  • Permission may be given subject to stated conditions.
  • Permissions may be withdrawn by special resolution of the owners corporation.

Thirdly, there is the common law concept of nuisance being a substantial, unreasonable and repeated or ongoing interference with the use or enjoyment of a neighbour’s property.

The conduct of owners or occupiers in connection with COVID-19 needs to be viewed with the above three issues in mind.

Otherwise, what steps can an owners corporation take in response to COVID-19?

When an individual needs to self-isolate due to the coronavirus, then the owners corporation is dealing with a vulnerable person and our suggestion is to use compassion but to protect other occupants. As pre-emptive measures the owners corporation should consider:

  • holding meetings in an open area such as a common property lawn, to allow social spacing of 1 metre between attendees and setting strict rules including no handshaking;
  • requesting occupants who are affected to let their strata manager or building manager know so that precautions can be taken to protect other occupants.

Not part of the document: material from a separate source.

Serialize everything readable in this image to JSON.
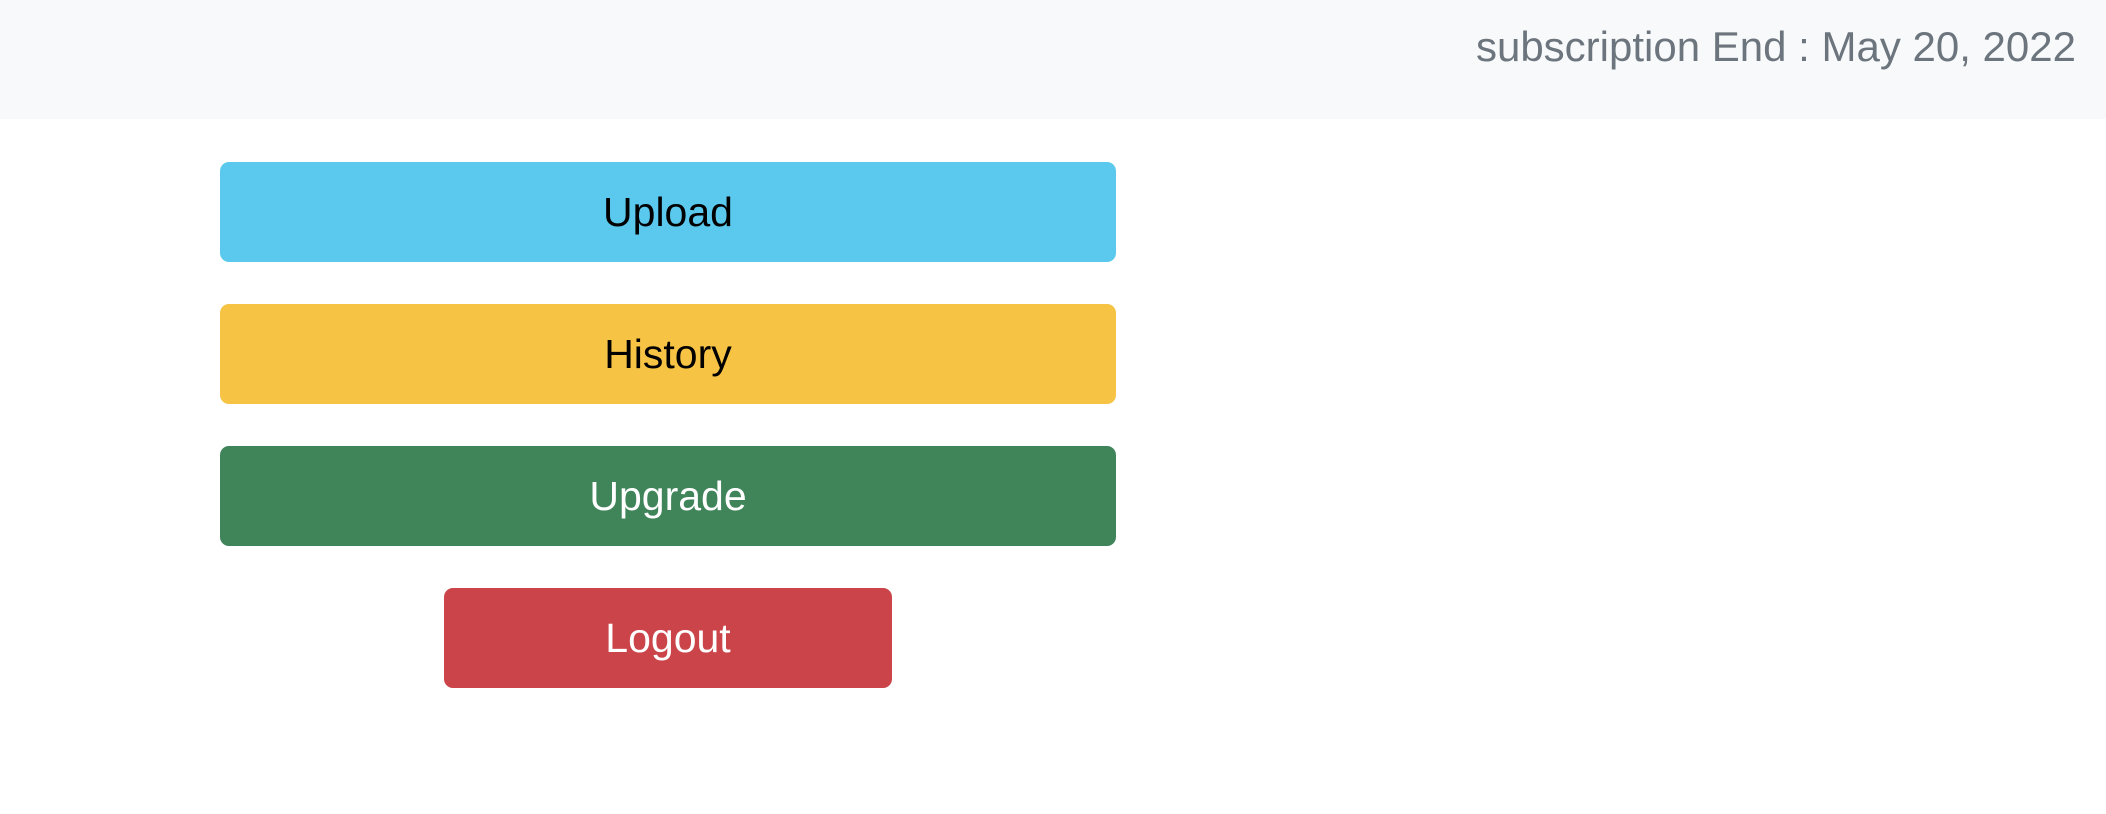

This may include temporarily granting that lot owner access to a car space that is closer to their front door or lift, ensuring hand sanitiser is available for all persons using a common lift or a common door if the door is not automatic, requesting the building manager accept deliveries of groceries and to leave them at their front door so that no physical contact is required and the list goes on;
  • more frequent cleaning of any shared amenities and regularly stocking up soap and hand towel dispensers; and
  • placing notices requesting occupants wash their hands regularly, to allow for social spacing and follow medical guidelines.

Unfortunately, until the new amendments to the Unit Titles (Management) Act 2011 (ACT) take effect on 1 November 2020, owners must be physically present to attend meetings.

Owners corporations should also seriously consider notifying their insurers and asking what, if any, recommendations they have and implementing those in a timely manner.

This article should not be considered as legal advice. If you are affected by COVID-19 in your building or scheme then you need to seek legal advice that is specific to your situation.


By Christopher Kerin, Legal Practitioner Director at Kerin Benson Lawyers